> [Task goal]: Each line of the records that holds "true" should be shown in full.
======== Extracted data ========
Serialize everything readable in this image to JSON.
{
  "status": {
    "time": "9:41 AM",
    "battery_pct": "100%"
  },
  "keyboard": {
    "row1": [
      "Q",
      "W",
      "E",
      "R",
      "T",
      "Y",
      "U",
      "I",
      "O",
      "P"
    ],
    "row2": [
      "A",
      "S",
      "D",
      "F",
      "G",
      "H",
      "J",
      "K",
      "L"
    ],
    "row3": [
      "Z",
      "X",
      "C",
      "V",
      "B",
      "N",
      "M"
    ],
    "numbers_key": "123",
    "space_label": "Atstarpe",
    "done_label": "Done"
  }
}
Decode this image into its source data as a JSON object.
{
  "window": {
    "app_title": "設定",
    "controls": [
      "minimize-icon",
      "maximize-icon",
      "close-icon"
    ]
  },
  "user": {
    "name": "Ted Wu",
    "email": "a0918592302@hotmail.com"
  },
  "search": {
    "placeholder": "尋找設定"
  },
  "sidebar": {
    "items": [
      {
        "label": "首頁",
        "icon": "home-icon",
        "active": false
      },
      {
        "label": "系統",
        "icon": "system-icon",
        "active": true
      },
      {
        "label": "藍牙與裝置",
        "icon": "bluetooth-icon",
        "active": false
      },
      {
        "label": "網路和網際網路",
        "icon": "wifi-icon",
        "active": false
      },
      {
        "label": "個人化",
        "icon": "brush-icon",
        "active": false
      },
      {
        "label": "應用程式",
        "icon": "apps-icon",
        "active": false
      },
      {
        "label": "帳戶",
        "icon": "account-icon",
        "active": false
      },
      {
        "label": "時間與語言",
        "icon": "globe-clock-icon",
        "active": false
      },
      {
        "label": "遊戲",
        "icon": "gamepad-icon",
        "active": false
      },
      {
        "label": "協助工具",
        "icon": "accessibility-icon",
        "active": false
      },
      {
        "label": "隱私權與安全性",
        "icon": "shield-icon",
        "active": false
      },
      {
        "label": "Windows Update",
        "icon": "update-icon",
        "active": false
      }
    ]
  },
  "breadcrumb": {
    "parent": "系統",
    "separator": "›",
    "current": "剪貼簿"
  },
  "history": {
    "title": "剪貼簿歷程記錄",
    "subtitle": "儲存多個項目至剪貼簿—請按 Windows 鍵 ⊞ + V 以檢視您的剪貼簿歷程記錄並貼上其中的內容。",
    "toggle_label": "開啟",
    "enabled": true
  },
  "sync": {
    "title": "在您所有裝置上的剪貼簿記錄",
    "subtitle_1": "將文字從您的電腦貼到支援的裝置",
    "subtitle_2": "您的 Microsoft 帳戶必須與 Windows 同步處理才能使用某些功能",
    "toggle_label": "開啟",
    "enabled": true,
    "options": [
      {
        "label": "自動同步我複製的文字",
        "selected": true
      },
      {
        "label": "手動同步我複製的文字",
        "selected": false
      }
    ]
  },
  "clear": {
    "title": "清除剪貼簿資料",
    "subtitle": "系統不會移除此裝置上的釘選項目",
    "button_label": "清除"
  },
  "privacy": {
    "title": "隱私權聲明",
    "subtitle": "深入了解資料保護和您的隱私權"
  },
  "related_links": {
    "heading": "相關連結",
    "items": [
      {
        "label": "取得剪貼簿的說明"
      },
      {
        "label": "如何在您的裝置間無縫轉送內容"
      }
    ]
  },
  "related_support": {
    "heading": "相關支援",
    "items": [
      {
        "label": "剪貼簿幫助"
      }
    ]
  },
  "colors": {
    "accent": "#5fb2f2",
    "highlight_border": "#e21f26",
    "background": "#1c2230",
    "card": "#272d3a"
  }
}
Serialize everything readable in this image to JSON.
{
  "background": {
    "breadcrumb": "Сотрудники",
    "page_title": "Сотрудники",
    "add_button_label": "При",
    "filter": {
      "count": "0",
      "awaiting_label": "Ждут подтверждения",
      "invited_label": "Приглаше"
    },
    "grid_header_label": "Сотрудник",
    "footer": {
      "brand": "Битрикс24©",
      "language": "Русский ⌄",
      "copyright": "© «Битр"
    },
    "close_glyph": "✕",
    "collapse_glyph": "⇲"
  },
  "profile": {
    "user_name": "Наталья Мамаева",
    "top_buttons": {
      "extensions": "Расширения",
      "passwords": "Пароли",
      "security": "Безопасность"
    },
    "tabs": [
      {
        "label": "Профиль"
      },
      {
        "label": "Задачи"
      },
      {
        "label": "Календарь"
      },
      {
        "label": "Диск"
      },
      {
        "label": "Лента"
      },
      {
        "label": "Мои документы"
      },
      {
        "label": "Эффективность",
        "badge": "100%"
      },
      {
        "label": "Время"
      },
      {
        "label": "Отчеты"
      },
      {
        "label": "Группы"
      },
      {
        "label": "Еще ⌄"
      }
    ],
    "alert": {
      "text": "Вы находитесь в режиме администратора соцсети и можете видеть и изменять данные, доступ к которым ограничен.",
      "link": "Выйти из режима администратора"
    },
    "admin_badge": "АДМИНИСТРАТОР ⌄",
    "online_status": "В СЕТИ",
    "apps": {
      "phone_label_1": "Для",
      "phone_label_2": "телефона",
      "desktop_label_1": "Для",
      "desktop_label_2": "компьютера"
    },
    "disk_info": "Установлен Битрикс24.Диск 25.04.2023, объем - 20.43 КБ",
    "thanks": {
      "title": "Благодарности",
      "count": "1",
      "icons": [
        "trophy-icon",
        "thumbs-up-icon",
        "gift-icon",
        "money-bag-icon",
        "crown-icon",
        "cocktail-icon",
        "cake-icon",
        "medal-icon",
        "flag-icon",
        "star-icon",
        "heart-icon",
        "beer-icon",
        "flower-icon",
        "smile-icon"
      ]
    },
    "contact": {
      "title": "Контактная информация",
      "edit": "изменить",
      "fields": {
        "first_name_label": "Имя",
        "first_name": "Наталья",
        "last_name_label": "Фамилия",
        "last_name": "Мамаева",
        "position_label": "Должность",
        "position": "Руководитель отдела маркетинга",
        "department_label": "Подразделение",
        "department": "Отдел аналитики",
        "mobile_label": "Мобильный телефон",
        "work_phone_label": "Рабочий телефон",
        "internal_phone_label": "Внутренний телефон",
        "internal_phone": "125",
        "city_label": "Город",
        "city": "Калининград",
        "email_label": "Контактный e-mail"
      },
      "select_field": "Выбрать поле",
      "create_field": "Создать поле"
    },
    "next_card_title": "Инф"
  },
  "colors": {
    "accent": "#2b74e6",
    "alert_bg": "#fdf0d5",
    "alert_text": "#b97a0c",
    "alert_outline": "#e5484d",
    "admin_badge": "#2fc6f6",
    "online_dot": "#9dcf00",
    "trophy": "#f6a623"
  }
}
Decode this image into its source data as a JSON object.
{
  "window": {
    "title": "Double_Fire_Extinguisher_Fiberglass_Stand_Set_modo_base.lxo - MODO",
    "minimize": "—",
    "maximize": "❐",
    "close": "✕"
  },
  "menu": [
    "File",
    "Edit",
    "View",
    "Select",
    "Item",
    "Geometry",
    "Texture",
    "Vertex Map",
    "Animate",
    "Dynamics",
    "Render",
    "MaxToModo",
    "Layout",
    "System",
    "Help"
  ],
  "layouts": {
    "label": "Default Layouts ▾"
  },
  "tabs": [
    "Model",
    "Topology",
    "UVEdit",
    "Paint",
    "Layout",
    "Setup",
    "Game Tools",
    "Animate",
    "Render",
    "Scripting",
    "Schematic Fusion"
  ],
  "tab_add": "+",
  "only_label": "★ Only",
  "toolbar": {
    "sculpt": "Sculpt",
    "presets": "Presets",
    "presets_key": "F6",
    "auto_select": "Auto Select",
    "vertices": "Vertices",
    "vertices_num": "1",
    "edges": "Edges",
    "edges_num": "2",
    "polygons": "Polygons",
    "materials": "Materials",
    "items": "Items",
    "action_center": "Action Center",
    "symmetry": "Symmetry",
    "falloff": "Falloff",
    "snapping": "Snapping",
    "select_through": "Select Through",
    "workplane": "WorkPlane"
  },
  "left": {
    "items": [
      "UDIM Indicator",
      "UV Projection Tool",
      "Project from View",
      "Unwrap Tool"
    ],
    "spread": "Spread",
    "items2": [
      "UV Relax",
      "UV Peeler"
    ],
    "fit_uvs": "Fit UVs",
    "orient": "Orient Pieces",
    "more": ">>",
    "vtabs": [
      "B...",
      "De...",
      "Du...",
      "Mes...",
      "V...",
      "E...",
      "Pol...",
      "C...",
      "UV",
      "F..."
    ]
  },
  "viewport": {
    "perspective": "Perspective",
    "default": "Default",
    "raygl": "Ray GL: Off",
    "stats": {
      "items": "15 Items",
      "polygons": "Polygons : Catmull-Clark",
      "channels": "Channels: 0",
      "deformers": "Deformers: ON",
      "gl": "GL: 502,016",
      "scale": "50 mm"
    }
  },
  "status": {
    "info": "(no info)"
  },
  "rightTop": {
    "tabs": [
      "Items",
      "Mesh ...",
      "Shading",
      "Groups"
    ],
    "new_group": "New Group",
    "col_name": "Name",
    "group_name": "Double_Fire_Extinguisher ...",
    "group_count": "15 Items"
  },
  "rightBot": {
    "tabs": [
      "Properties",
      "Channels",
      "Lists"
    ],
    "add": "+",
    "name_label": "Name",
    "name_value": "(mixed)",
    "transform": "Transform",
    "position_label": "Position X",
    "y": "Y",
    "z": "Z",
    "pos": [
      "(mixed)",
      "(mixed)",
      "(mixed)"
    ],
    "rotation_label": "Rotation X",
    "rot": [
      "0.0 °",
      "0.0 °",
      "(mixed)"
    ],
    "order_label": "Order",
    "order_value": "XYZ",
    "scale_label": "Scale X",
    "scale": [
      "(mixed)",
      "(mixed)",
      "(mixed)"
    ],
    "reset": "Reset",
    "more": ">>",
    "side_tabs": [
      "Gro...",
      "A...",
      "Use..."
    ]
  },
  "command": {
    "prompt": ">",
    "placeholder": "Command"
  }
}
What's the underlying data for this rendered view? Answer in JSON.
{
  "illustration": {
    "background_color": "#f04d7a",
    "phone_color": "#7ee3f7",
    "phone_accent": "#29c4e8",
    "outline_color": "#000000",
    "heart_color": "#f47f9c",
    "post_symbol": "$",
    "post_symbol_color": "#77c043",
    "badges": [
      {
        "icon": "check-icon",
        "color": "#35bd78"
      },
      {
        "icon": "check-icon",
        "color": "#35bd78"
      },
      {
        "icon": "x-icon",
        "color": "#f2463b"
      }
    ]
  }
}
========
> [Reply]:
        "active": true
    "enabled": true
    "enabled": true,
        "selected": true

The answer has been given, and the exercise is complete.